  • Uber admitted to covering up massive data breach

    Uber chief executive posted a message on the company’s blog, admitting that an October 2016 cyberattack allowed the hackers to collect personal information like names, driver license numbers, email addresses, phone numbers and more on 57 million Uber users and drivers around the world, including 600,000 Uber drivers in the U.S. The company paid the ransom the hackers demanded; asked them to sign a nondisclosure agreement and keep quiet about the breach; and then dressed up the breach as a “bug bounty,” the practice of paying hackers to test the strength of software security.

  • Russia has been cyber-attacking “U.K. media, telecommunications, and energy sectors”: U.K. cybersecurity chief

    Ciaran Martin, CEO of the U.K. National Cyber Security Center (NCSC): “I can confirm that Russian interference, seen by the National Cyber Security Center, has included attacks on the U.K. media, telecommunications and energy sectors.

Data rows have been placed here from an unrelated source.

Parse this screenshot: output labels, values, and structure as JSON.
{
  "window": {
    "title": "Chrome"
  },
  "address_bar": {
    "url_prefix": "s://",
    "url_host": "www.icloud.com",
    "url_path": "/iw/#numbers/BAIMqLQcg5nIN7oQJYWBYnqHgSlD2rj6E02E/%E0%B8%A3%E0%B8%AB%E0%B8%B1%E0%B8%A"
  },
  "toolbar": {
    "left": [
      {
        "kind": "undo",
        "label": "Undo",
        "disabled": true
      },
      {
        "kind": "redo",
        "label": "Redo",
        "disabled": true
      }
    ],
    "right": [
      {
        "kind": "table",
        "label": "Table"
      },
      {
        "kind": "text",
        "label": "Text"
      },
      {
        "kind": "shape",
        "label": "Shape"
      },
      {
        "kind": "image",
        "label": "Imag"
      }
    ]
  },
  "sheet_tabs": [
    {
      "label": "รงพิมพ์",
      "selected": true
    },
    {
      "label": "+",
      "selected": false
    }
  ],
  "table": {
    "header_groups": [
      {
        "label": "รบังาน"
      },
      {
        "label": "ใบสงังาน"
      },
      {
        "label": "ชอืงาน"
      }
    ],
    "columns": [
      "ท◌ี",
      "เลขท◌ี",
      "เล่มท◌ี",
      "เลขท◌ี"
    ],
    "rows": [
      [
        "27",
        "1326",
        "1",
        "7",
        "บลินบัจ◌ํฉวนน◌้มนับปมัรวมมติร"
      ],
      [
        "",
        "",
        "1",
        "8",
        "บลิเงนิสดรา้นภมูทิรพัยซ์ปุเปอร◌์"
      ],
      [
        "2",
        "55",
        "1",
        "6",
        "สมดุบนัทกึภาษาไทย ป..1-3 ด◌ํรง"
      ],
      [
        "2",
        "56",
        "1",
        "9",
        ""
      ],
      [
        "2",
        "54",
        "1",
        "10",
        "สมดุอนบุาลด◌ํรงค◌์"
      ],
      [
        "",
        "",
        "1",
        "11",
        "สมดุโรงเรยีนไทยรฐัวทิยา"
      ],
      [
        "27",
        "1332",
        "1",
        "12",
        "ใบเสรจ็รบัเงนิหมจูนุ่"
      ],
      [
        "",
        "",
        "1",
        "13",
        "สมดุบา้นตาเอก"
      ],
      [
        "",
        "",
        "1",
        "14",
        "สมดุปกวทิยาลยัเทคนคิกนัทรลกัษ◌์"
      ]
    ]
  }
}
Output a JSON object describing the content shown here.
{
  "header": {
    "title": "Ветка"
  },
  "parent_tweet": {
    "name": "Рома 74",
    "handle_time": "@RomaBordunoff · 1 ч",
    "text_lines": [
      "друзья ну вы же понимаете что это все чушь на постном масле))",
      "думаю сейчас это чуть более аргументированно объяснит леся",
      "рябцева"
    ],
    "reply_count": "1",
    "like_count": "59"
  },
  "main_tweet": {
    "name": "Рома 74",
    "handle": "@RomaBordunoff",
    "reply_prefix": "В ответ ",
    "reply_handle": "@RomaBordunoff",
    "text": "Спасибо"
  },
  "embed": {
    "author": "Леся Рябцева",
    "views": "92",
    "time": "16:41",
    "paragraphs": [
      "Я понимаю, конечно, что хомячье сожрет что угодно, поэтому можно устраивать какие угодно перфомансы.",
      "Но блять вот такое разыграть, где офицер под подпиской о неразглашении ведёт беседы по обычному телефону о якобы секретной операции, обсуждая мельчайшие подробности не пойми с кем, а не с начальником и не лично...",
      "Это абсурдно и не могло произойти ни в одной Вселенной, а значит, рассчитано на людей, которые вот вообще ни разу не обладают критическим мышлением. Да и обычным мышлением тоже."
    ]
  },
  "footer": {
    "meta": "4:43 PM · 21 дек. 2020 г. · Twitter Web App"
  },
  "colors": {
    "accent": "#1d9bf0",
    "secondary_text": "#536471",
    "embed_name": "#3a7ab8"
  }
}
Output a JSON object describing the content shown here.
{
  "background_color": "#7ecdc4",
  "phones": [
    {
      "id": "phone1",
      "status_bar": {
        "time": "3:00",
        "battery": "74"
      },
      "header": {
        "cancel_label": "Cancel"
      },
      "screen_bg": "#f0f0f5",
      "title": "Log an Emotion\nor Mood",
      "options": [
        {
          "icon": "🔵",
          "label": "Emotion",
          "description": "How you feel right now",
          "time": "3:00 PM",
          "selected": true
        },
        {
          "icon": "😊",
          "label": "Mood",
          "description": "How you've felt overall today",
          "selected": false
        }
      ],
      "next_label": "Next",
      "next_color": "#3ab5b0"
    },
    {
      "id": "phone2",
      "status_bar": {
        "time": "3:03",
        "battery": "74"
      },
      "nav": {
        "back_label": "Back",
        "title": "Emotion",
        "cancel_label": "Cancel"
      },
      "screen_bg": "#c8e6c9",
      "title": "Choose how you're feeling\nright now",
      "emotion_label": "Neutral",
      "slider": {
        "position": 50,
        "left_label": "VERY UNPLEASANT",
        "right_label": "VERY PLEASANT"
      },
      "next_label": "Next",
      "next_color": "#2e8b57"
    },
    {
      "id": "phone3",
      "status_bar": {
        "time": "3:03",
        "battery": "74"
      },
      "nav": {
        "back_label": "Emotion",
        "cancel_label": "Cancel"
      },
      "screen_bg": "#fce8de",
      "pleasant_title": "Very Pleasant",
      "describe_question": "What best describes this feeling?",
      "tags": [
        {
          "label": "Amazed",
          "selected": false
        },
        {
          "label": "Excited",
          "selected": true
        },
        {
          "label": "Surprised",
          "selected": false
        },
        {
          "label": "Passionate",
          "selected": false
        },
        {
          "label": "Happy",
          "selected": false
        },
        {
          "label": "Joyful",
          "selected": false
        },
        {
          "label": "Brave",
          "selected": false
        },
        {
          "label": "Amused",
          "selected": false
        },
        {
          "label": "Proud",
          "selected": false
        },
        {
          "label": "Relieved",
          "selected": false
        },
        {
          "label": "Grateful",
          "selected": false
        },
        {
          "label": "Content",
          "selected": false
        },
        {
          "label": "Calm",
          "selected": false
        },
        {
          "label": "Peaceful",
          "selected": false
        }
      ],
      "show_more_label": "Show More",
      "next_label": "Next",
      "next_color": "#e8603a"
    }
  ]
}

That is clearly a cause for concern — Russia is seeking to undermine the international system.”

  • Restoring wireless communications to Puerto Rico and remote, disaster-struck areas

    According to a Federal Communications Commission status report issued last week following a survey of Hurricane Maria damage, nearly 50 percent of Puerto Rico’s cell sites remain out of service, with many counties operating at less than 25 percent of full service. Daniel Bliss, director of the Center for Wireless Information Systems and Computational Architectures (WISCA) at Arizona State University, offers insights about building a wireless infrastructure with the capacity to provide immediate, ongoing communications access during emergency situations.

  • Russia has been cyber-attacking “U.K. media, telecommunications, and energy sectors”: U.K. cybersecurity chief

    Ciaran Martin, CEO of the U.K. National Cyber Security Center (NCSC): “I can confirm that Russian interference, seen by the National Cyber Security Center, has included attacks on the U.K. media, telecommunications and energy sectors. That is clearly a cause for concern — Russia is seeking to undermine the international system.”

  • Extremist content and Russian disinformation online: Working with tech to find solutions

    “It’s been more than a year since my colleagues and I described in writing how the Russian disinformation system attacked our American democracy. We’ve all learned considerably more since then about the Kremlin’s campaigns, witnessed their move to France and Germany and now watch as the world worst regimes duplicate their methods. Yet our country remains stalled in observation, halted by deliberation and with each day more divided by manipulative forces coming from afar. The U.S. government, social media companies, and democracies around the world don’t have any more time to wait. In conclusion, civil wars don’t start with gunshots, they start with words. America’s war with itself has already begun. We all must act now on the social media battlefield to quell information rebellions that can quickly lead to violent confrontations and easily transform us into the Divided States of America.”

  • Improving sensor accuracy to prevent overload of the electrical grid

    Electrical physicists from Czech Technical University have provided additional evidence that new current sensors introduce errors when assessing current through iron conductors. It’s crucial to correct this flaw in the new sensors so that operators of the electrical grid can correctly respond to threats to the system. The researchers show how a difference in a conductor’s magnetic permeability, the degree of material’s magnetization response in a magnetic field, affects the precision of new sensors.